The majority of the new EU member states (NMS) have been enjoying a period of robust economic growth. The current turbulence on global financial markets is not going to hurt directly or seriously. Even the possible indirect effects should not be too severe. GDP growth is projected to slow down from about 6% in 2007 to some 5% per year over the period 2008 2010. Inflation will gradually decline, yet in most NMS it will stay above that of the eurozone. Economic growth will be mainly driven by rising consumption (supported by rising labour incomes) and by investments. The latter will be bolstered by much higher transfers from the EU budget. Except for Bulgaria, Romania and the Baltic States, all of which remain vulnerable to external shocks, current account deficits will not be excessively high. In sum, the NMS are expected to remain a region displaying dynamic growth in the years to come, maintaining their competitive advantages as attractive locations for both trading and investment purposes.

The situation on the labour market has improved dramatically, unemployment has declined rapidly. The economic growth is no longer 'jobless'. On the contrary, most countries in the region are now reporting labour shortages - especially of skilled workers - which could well become a serious constraint on economic growth. After a slight dip in growth in 2008, wiiw expects the Southeast European region to enjoy faster GDP growth in 2009 and 2010 of up to 6%. Remittances and a credit boom will continue to fuel the core growth driver: domestic demand. Strong investment growth and incipient re industrialization go hand in hand with an increase in employment. Stable competitive performance (except for Serbia and Turkey) will also provide a better environment for stronger export growth. Nevertheless, the net export position is still unfavourable for want of FDI and technology transfer. The slowdown in global growth, the hikes in oil, metal and food prices on world markets, as well as the subprime crisis are expected to have only a minor impact on the region. However, Serbia's unbalanced growth path in the wake of the Kosovo crisis poses a regional risk. Prospects of EU accession have improved for all countries, except Turkey.

Kazakhstan, Russia and Ukraine are all expected to grow by more than 6% per year in the period 2008 2010 - also slightly slower than in the previous two years.

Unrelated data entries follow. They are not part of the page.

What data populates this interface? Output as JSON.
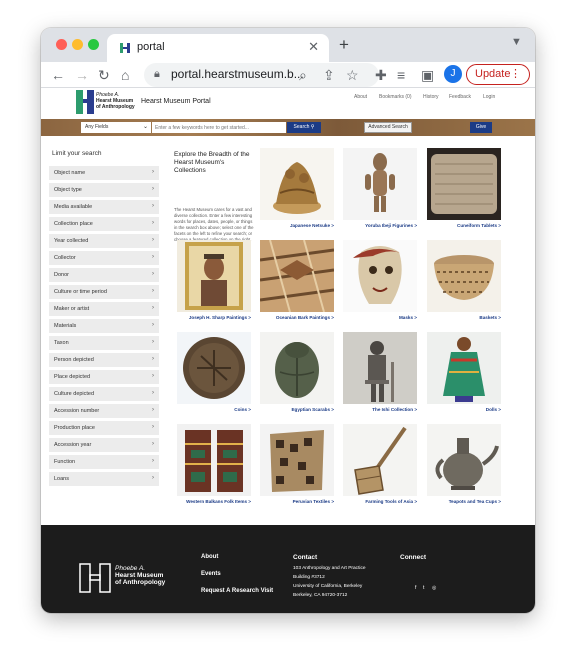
{
  "browser": {
    "tab_title": "portal",
    "tab_close": "✕",
    "new_tab": "+",
    "url": "portal.hearstmuseum.b...",
    "profile_initial": "J",
    "update_label": "Update"
  },
  "site": {
    "logo_lines": [
      "Phoebe A.",
      "Hearst Museum",
      "of Anthropology"
    ],
    "portal_title": "Hearst Museum Portal",
    "nav": [
      "About",
      "Bookmarks (0)",
      "History",
      "Feedback",
      "Login"
    ]
  },
  "search": {
    "field_select": "Any Fields",
    "placeholder": "Enter a few keywords here to get started...",
    "search_label": "Search",
    "advanced_label": "Advanced Search",
    "give_label": "Give"
  },
  "sidebar": {
    "title": "Limit your search",
    "facets": [
      "Object name",
      "Object type",
      "Media available",
      "Collection place",
      "Year collected",
      "Collector",
      "Donor",
      "Culture or time period",
      "Maker or artist",
      "Materials",
      "Taxon",
      "Person depicted",
      "Place depicted",
      "Culture depicted",
      "Accession number",
      "Production place",
      "Accession year",
      "Function",
      "Loans"
    ]
  },
  "intro": {
    "title": "Explore the Breadth of the Hearst Museum's Collections",
    "body": "The Hearst Museum cares for a vast and diverse collection. Enter a few interesting words for places, dates, people, or things in the search box above; select one of the facets on the left to refine your search; or choose a featured collection on the right."
  },
  "collections": [
    {
      "label": "Japanese Netsuke >"
    },
    {
      "label": "Yoruba Ibeji Figurines >"
    },
    {
      "label": "Cuneiform Tablets >"
    },
    {
      "label": "Joseph H. Sharp Paintings >"
    },
    {
      "label": "Oceanian Bark Paintings >"
    },
    {
      "label": "Masks >"
    },
    {
      "label": "Baskets >"
    },
    {
      "label": "Coins >"
    },
    {
      "label": "Egyptian Scarabs >"
    },
    {
      "label": "The Ishi Collection >"
    },
    {
      "label": "Dolls >"
    },
    {
      "label": "Western Balkans Folk Items >"
    },
    {
      "label": "Peruvian Textiles >"
    },
    {
      "label": "Farming Tools of Asia >"
    },
    {
      "label": "Teapots and Tea Cups >"
    }
  ],
  "footer": {
    "logo_lines": [
      "Phoebe A.",
      "Hearst Museum",
      "of Anthropology"
    ],
    "links": [
      "About",
      "Events",
      "Request A Research Visit"
    ],
    "contact_heading": "Contact",
    "address": [
      "103 Anthropology and Art Practice",
      "Building #3712",
      "University of California, Berkeley",
      "Berkeley, CA 94720-3712"
    ],
    "connect_heading": "Connect"
  }
}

A modest cooling down of growth is projected for China as well.

This forecast starts a new series with the title ¿Current Analyses and Forecasts¿. It contains an appendix with selected indicators of competitiveness.


Reference to wiiw databases: wiiw Annual Database, wiiw Monthly Database

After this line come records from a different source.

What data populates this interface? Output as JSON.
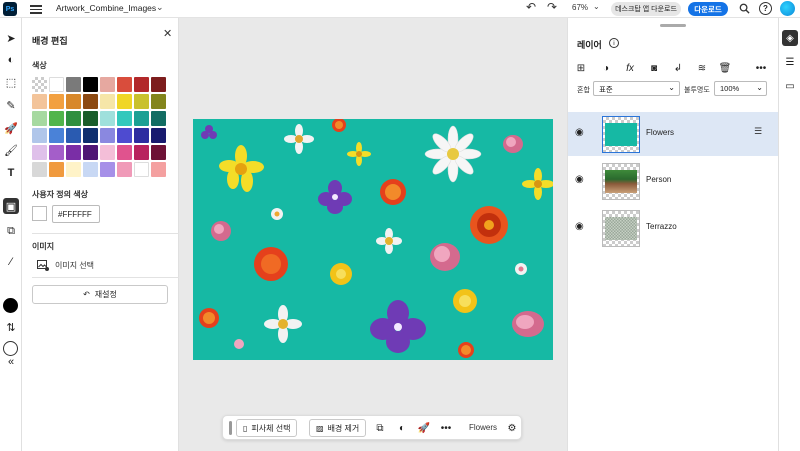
{
  "app": {
    "logo": "Ps",
    "document_title": "Artwork_Combine_Images"
  },
  "toolbar": {
    "zoom": "67%",
    "desktop_button": "데스크탑 앱 다운로드",
    "download_button": "다운로드"
  },
  "properties": {
    "title": "배경 편집",
    "color_section": "색상",
    "custom_color_section": "사용자 정의 색상",
    "custom_color_hex": "#FFFFFF",
    "image_section": "이미지",
    "image_select": "이미지 선택",
    "reset_button": "재설정",
    "swatch_colors": [
      "check",
      "#ffffff",
      "#7a7a7a",
      "#000000",
      "#e6a8a0",
      "#d94d3c",
      "#b2282a",
      "#7d1d1d",
      "#f3c49a",
      "#f2a040",
      "#d8882a",
      "#8c4a13",
      "#f6e6a8",
      "#f0d626",
      "#c9c12d",
      "#83851c",
      "#a6d9a0",
      "#51b54b",
      "#2f8f3f",
      "#1a5d2a",
      "#9fe0dc",
      "#33c8bc",
      "#1aa094",
      "#126d63",
      "#b0c6ea",
      "#4a82d8",
      "#2a5bb1",
      "#0f2f6e",
      "#8a88e0",
      "#4e4bd0",
      "#2d2ca0",
      "#181a6e",
      "#dfc0ea",
      "#a45ec9",
      "#7a2ea6",
      "#4e1674",
      "#f4bed8",
      "#e0538e",
      "#b8235e",
      "#6e1236",
      "#d8d8d8",
      "#f09a3e",
      "#fff3c8",
      "#c8d8f4",
      "#a690e8",
      "#f09ab8",
      "#ffffff",
      "#f4a0a0"
    ]
  },
  "taskbar": {
    "subject_button": "피사체 선택",
    "remove_bg_button": "배경 제거",
    "layer_name": "Flowers"
  },
  "layers": {
    "title": "레이어",
    "blend_label": "혼합",
    "blend_value": "표준",
    "opacity_label": "불투명도",
    "opacity_value": "100%",
    "items": [
      {
        "name": "Flowers",
        "selected": true
      },
      {
        "name": "Person",
        "selected": false
      },
      {
        "name": "Terrazzo",
        "selected": false
      }
    ]
  },
  "colors": {
    "accent": "#1473e6",
    "canvas_bg": "#16b9a4",
    "selected_row": "#dde7f5"
  }
}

Keywords: Central and East European new EU member states, Southeast Europe, Balkans, former Soviet Union, China, Turkey, GDP, industry, productivity, labour market, foreign trade, exchange rates, inflation, fiscal deficits, EU integration

JEL classification: O52, O57, P24, P27, P33, P52

Countries covered: Albania, Asia, Bosnia and Herzegovina, Bulgaria, Visegrad countries, China, CIS, Croatia, Czech Republic, Estonia, European Union, Hungary, Kazakhstan, Kosovo, Latvia, Lithuania, Macedonia, Montenegro, New EU Member States, Poland, Romania, Russia, SEE, Serbia, Slovakia, Slovenia, Turkey, Ukraine, Wider Europe, Baltic States

Research Areas: Macroeconomic Analysis and Policy, Labour, Migration and Income Distribution, International Trade, Competitiveness and FDI, Sectoral studies